(RECORDS SUPPLIED)
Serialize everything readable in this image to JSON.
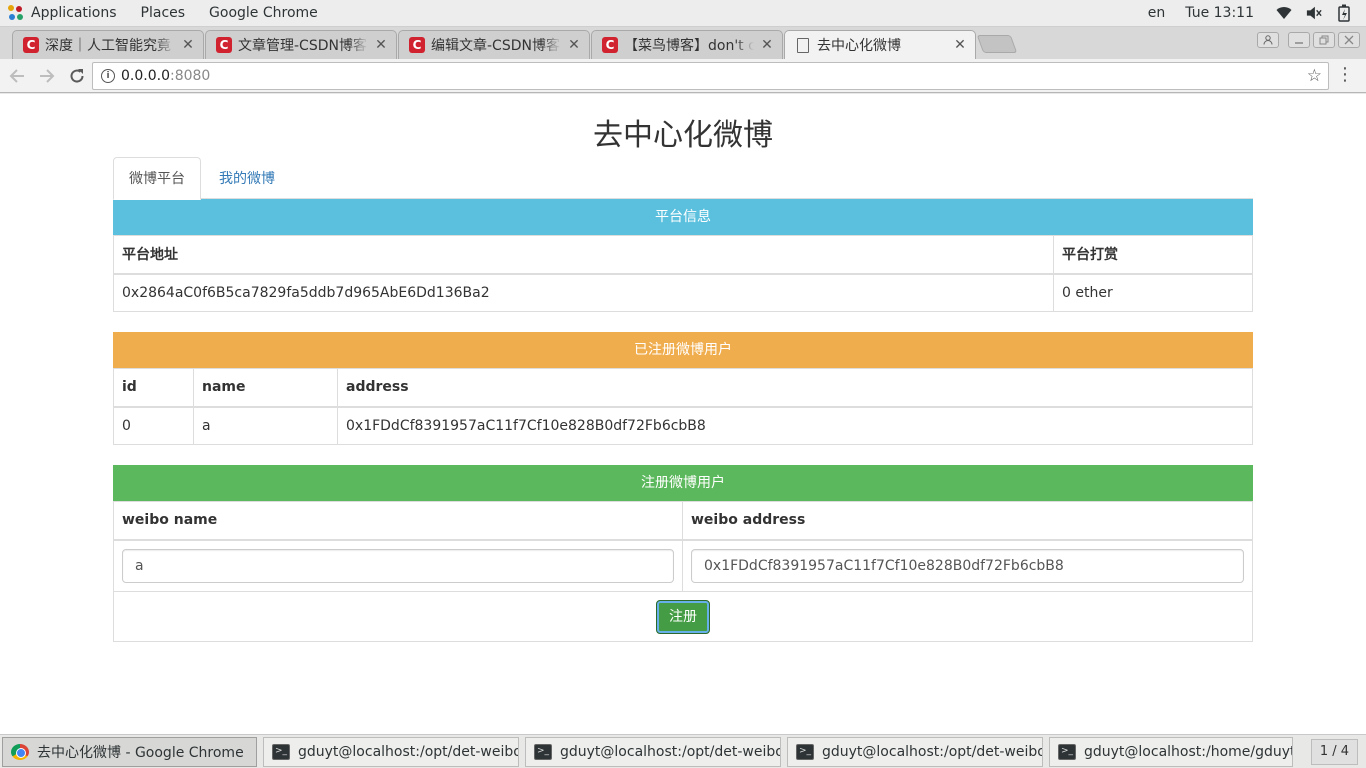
{
  "topbar": {
    "applications": "Applications",
    "places": "Places",
    "app_name": "Google Chrome",
    "lang": "en",
    "clock": "Tue 13:11",
    "icons": [
      "wifi-icon",
      "volume-muted-icon",
      "battery-icon"
    ]
  },
  "tabs": [
    {
      "title": "深度｜人工智能究竟",
      "favicon": "csdn-favicon-icon",
      "active": false
    },
    {
      "title": "文章管理-CSDN博客",
      "favicon": "csdn-favicon-icon",
      "active": false
    },
    {
      "title": "编辑文章-CSDN博客",
      "favicon": "csdn-favicon-icon",
      "active": false
    },
    {
      "title": "【菜鸟博客】don't c",
      "favicon": "csdn-favicon-icon",
      "active": false
    },
    {
      "title": "去中心化微博",
      "favicon": "document-icon",
      "active": true
    }
  ],
  "favicon_letter": "C",
  "omnibox": {
    "host": "0.0.0.0",
    "port": ":8080"
  },
  "page": {
    "title": "去中心化微博",
    "nav_tabs": [
      "微博平台",
      "我的微博"
    ],
    "platform": {
      "heading": "平台信息",
      "headers": [
        "平台地址",
        "平台打赏"
      ],
      "row": [
        "0x2864aC0f6B5ca7829fa5ddb7d965AbE6Dd136Ba2",
        "0 ether"
      ]
    },
    "users": {
      "heading": "已注册微博用户",
      "headers": [
        "id",
        "name",
        "address"
      ],
      "rows": [
        [
          "0",
          "a",
          "0x1FDdCf8391957aC11f7Cf10e828B0df72Fb6cbB8"
        ]
      ]
    },
    "register": {
      "heading": "注册微博用户",
      "headers": [
        "weibo name",
        "weibo address"
      ],
      "name_value": "a",
      "address_value": "0x1FDdCf8391957aC11f7Cf10e828B0df72Fb6cbB8",
      "button": "注册"
    }
  },
  "colors": {
    "info": "#5bc0de",
    "warning": "#f0ad4e",
    "success": "#5cb85c",
    "link": "#337ab7"
  },
  "taskbar": {
    "items": [
      {
        "label": "去中心化微博 - Google Chrome",
        "icon": "chrome-icon",
        "active": true
      },
      {
        "label": "gduyt@localhost:/opt/det-weibo/app",
        "icon": "terminal-icon",
        "active": false
      },
      {
        "label": "gduyt@localhost:/opt/det-weibo/app",
        "icon": "terminal-icon",
        "active": false
      },
      {
        "label": "gduyt@localhost:/opt/det-weibo/app",
        "icon": "terminal-icon",
        "active": false
      },
      {
        "label": "gduyt@localhost:/home/gduyt",
        "icon": "terminal-icon",
        "active": false
      }
    ],
    "pager": "1 / 4"
  }
}
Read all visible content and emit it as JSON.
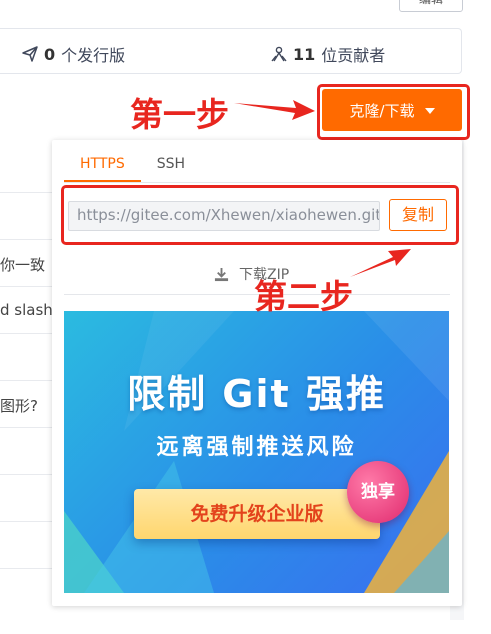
{
  "header": {
    "edit_label": "编辑"
  },
  "stats": {
    "releases_count": "0",
    "releases_label": "个发行版",
    "contributors_count": "11",
    "contributors_label": "位贡献者"
  },
  "clone_button": {
    "label": "克隆/下载"
  },
  "dropdown": {
    "tabs": [
      {
        "label": "HTTPS",
        "active": true
      },
      {
        "label": "SSH",
        "active": false
      }
    ],
    "url_value": "https://gitee.com/Xhewen/xiaohewen.git",
    "copy_label": "复制",
    "zip_label": "下载ZIP"
  },
  "banner": {
    "title": "限制 Git 强推",
    "subtitle": "远离强制推送风险",
    "cta": "免费升级企业版",
    "badge": "独享"
  },
  "annotations": {
    "step1": "第一步",
    "step2": "第二步"
  },
  "background_rows": [
    "你一致",
    "d slash",
    "图形?"
  ],
  "colors": {
    "accent": "#ff6a00",
    "annotation": "#e8261f"
  }
}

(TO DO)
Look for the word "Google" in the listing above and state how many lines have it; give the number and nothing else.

(RESPONSE TO THIS EXERCISE)
2